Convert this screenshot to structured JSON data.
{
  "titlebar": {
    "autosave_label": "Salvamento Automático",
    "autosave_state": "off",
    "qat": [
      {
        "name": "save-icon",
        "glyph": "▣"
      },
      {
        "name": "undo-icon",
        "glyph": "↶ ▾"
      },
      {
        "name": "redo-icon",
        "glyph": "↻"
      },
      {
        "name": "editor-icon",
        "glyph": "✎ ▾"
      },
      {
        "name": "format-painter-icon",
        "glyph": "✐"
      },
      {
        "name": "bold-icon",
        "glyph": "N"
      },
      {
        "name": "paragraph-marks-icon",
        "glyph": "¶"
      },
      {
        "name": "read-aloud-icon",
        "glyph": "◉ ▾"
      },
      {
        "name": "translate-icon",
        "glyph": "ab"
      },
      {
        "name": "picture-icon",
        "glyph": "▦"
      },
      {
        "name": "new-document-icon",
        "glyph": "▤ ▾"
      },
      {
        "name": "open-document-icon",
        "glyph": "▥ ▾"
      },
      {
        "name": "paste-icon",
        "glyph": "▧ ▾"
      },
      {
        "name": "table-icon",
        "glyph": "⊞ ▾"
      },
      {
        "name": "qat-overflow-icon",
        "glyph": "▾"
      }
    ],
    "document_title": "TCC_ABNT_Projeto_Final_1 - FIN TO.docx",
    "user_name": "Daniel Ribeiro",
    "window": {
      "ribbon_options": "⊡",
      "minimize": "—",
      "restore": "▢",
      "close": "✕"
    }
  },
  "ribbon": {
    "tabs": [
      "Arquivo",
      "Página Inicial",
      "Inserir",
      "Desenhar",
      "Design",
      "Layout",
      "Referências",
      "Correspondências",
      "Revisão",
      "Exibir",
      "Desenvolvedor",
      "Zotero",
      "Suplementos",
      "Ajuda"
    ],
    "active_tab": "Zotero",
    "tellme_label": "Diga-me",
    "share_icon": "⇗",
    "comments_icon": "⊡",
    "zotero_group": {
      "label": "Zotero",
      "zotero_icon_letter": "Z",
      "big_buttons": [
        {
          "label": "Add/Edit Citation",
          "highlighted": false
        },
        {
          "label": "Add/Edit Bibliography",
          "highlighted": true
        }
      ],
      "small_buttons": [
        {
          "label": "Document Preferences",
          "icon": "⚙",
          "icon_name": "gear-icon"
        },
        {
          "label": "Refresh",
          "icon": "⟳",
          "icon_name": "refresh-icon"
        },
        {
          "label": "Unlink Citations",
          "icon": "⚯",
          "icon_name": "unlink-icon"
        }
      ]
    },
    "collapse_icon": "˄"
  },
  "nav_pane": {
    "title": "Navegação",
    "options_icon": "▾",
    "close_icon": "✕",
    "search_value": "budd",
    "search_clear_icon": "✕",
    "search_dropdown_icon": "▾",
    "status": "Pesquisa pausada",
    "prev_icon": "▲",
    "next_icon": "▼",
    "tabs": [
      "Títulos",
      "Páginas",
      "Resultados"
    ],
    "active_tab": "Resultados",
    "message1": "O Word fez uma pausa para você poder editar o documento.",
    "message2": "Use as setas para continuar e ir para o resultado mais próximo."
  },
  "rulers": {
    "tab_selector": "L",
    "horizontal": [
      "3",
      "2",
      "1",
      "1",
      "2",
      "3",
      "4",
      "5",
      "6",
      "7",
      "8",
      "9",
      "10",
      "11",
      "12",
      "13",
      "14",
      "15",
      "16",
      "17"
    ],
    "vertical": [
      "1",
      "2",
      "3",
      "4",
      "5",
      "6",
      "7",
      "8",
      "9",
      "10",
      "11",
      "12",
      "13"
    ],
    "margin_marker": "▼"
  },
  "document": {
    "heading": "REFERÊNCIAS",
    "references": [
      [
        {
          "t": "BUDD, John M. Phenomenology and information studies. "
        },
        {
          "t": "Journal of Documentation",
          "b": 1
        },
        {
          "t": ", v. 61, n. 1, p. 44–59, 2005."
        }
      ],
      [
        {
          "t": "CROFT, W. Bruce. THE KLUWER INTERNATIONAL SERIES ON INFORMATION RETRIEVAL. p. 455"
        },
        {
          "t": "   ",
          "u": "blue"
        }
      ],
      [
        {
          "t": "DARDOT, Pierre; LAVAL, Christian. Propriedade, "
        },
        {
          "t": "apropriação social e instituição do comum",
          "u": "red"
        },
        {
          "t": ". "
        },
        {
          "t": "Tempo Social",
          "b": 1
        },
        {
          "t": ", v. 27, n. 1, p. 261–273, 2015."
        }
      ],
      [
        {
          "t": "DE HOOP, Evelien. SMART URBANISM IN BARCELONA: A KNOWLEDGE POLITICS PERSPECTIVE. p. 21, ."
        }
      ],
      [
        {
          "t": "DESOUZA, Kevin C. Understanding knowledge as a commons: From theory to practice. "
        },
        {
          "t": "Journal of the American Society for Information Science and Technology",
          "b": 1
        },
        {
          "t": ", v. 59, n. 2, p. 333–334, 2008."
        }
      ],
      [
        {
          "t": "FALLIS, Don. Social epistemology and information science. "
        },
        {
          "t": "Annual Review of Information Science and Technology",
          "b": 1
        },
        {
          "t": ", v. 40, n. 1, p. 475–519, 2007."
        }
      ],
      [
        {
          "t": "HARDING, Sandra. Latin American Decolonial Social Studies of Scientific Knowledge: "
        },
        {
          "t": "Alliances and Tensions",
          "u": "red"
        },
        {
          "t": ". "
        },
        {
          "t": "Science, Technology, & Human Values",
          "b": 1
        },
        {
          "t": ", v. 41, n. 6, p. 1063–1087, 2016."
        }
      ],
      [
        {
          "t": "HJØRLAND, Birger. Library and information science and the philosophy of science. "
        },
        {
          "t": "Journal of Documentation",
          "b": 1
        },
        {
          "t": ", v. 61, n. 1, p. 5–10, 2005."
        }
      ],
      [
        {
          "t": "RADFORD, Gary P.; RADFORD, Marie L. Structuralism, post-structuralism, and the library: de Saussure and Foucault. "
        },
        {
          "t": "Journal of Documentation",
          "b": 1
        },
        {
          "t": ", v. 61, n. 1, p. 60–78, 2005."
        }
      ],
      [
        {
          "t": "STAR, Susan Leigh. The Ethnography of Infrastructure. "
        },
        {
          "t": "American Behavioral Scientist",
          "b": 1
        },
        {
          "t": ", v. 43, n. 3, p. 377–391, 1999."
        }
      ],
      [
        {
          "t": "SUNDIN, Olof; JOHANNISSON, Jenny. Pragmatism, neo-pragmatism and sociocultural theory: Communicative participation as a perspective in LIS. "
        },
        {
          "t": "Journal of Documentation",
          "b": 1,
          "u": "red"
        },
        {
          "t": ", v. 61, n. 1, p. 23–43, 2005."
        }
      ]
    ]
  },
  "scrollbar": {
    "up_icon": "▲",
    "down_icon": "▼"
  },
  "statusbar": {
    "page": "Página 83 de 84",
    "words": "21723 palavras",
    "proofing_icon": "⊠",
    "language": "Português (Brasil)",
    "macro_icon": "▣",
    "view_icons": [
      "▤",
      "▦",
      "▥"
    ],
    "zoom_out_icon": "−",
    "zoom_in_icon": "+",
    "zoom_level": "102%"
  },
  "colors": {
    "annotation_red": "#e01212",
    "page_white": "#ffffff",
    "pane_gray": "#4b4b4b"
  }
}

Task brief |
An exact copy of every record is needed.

Written answer |
Convert this screenshot to structured JSON data.
{
  "titlebar": {
    "autosave_label": "Salvamento Automático",
    "autosave_state": "off",
    "qat": [
      {
        "name": "save-icon",
        "glyph": "▣"
      },
      {
        "name": "undo-icon",
        "glyph": "↶ ▾"
      },
      {
        "name": "redo-icon",
        "glyph": "↻"
      },
      {
        "name": "editor-icon",
        "glyph": "✎ ▾"
      },
      {
        "name": "format-painter-icon",
        "glyph": "✐"
      },
      {
        "name": "bold-icon",
        "glyph": "N"
      },
      {
        "name": "paragraph-marks-icon",
        "glyph": "¶"
      },
      {
        "name": "read-aloud-icon",
        "glyph": "◉ ▾"
      },
      {
        "name": "translate-icon",
        "glyph": "ab"
      },
      {
        "name": "picture-icon",
        "glyph": "▦"
      },
      {
        "name": "new-document-icon",
        "glyph": "▤ ▾"
      },
      {
        "name": "open-document-icon",
        "glyph": "▥ ▾"
      },
      {
        "name": "paste-icon",
        "glyph": "▧ ▾"
      },
      {
        "name": "table-icon",
        "glyph": "⊞ ▾"
      },
      {
        "name": "qat-overflow-icon",
        "glyph": "▾"
      }
    ],
    "document_title": "TCC_ABNT_Projeto_Final_1 - FIN TO.docx",
    "user_name": "Daniel Ribeiro",
    "window": {
      "ribbon_options": "⊡",
      "minimize": "—",
      "restore": "▢",
      "close": "✕"
    }
  },
  "ribbon": {
    "tabs": [
      "Arquivo",
      "Página Inicial",
      "Inserir",
      "Desenhar",
      "Design",
      "Layout",
      "Referências",
      "Correspondências",
      "Revisão",
      "Exibir",
      "Desenvolvedor",
      "Zotero",
      "Suplementos",
      "Ajuda"
    ],
    "active_tab": "Zotero",
    "tellme_label": "Diga-me",
    "share_icon": "⇗",
    "comments_icon": "⊡",
    "zotero_group": {
      "label": "Zotero",
      "zotero_icon_letter": "Z",
      "big_buttons": [
        {
          "label": "Add/Edit Citation",
          "highlighted": false
        },
        {
          "label": "Add/Edit Bibliography",
          "highlighted": true
        }
      ],
      "small_buttons": [
        {
          "label": "Document Preferences",
          "icon": "⚙",
          "icon_name": "gear-icon"
        },
        {
          "label": "Refresh",
          "icon": "⟳",
          "icon_name": "refresh-icon"
        },
        {
          "label": "Unlink Citations",
          "icon": "⚯",
          "icon_name": "unlink-icon"
        }
      ]
    },
    "collapse_icon": "˄"
  },
  "nav_pane": {
    "title": "Navegação",
    "options_icon": "▾",
    "close_icon": "✕",
    "search_value": "budd",
    "search_clear_icon": "✕",
    "search_dropdown_icon": "▾",
    "status": "Pesquisa pausada",
    "prev_icon": "▲",
    "next_icon": "▼",
    "tabs": [
      "Títulos",
      "Páginas",
      "Resultados"
    ],
    "active_tab": "Resultados",
    "message1": "O Word fez uma pausa para você poder editar o documento.",
    "message2": "Use as setas para continuar e ir para o resultado mais próximo."
  },
  "rulers": {
    "tab_selector": "L",
    "horizontal": [
      "3",
      "2",
      "1",
      "1",
      "2",
      "3",
      "4",
      "5",
      "6",
      "7",
      "8",
      "9",
      "10",
      "11",
      "12",
      "13",
      "14",
      "15",
      "16",
      "17"
    ],
    "vertical": [
      "1",
      "2",
      "3",
      "4",
      "5",
      "6",
      "7",
      "8",
      "9",
      "10",
      "11",
      "12",
      "13"
    ],
    "margin_marker": "▼"
  },
  "document": {
    "heading": "REFERÊNCIAS",
    "references": [
      [
        {
          "t": "BUDD, John M. Phenomenology and information studies. "
        },
        {
          "t": "Journal of Documentation",
          "b": 1
        },
        {
          "t": ", v. 61, n. 1, p. 44–59, 2005."
        }
      ],
      [
        {
          "t": "CROFT, W. Bruce. THE KLUWER INTERNATIONAL SERIES ON INFORMATION RETRIEVAL. p. 455"
        },
        {
          "t": "   ",
          "u": "blue"
        }
      ],
      [
        {
          "t": "DARDOT, Pierre; LAVAL, Christian. Propriedade, "
        },
        {
          "t": "apropriação social e instituição do comum",
          "u": "red"
        },
        {
          "t": ". "
        },
        {
          "t": "Tempo Social",
          "b": 1
        },
        {
          "t": ", v. 27, n. 1, p. 261–273, 2015."
        }
      ],
      [
        {
          "t": "DE HOOP, Evelien. SMART URBANISM IN BARCELONA: A KNOWLEDGE POLITICS PERSPECTIVE. p. 21, ."
        }
      ],
      [
        {
          "t": "DESOUZA, Kevin C. Understanding knowledge as a commons: From theory to practice. "
        },
        {
          "t": "Journal of the American Society for Information Science and Technology",
          "b": 1
        },
        {
          "t": ", v. 59, n. 2, p. 333–334, 2008."
        }
      ],
      [
        {
          "t": "FALLIS, Don. Social epistemology and information science. "
        },
        {
          "t": "Annual Review of Information Science and Technology",
          "b": 1
        },
        {
          "t": ", v. 40, n. 1, p. 475–519, 2007."
        }
      ],
      [
        {
          "t": "HARDING, Sandra. Latin American Decolonial Social Studies of Scientific Knowledge: "
        },
        {
          "t": "Alliances and Tensions",
          "u": "red"
        },
        {
          "t": ". "
        },
        {
          "t": "Science, Technology, & Human Values",
          "b": 1
        },
        {
          "t": ", v. 41, n. 6, p. 1063–1087, 2016."
        }
      ],
      [
        {
          "t": "HJØRLAND, Birger. Library and information science and the philosophy of science. "
        },
        {
          "t": "Journal of Documentation",
          "b": 1
        },
        {
          "t": ", v. 61, n. 1, p. 5–10, 2005."
        }
      ],
      [
        {
          "t": "RADFORD, Gary P.; RADFORD, Marie L. Structuralism, post-structuralism, and the library: de Saussure and Foucault. "
        },
        {
          "t": "Journal of Documentation",
          "b": 1
        },
        {
          "t": ", v. 61, n. 1, p. 60–78, 2005."
        }
      ],
      [
        {
          "t": "STAR, Susan Leigh. The Ethnography of Infrastructure. "
        },
        {
          "t": "American Behavioral Scientist",
          "b": 1
        },
        {
          "t": ", v. 43, n. 3, p. 377–391, 1999."
        }
      ],
      [
        {
          "t": "SUNDIN, Olof; JOHANNISSON, Jenny. Pragmatism, neo-pragmatism and sociocultural theory: Communicative participation as a perspective in LIS. "
        },
        {
          "t": "Journal of Documentation",
          "b": 1,
          "u": "red"
        },
        {
          "t": ", v. 61, n. 1, p. 23–43, 2005."
        }
      ]
    ]
  },
  "scrollbar": {
    "up_icon": "▲",
    "down_icon": "▼"
  },
  "statusbar": {
    "page": "Página 83 de 84",
    "words": "21723 palavras",
    "proofing_icon": "⊠",
    "language": "Português (Brasil)",
    "macro_icon": "▣",
    "view_icons": [
      "▤",
      "▦",
      "▥"
    ],
    "zoom_out_icon": "−",
    "zoom_in_icon": "+",
    "zoom_level": "102%"
  },
  "colors": {
    "annotation_red": "#e01212",
    "page_white": "#ffffff",
    "pane_gray": "#4b4b4b"
  }
}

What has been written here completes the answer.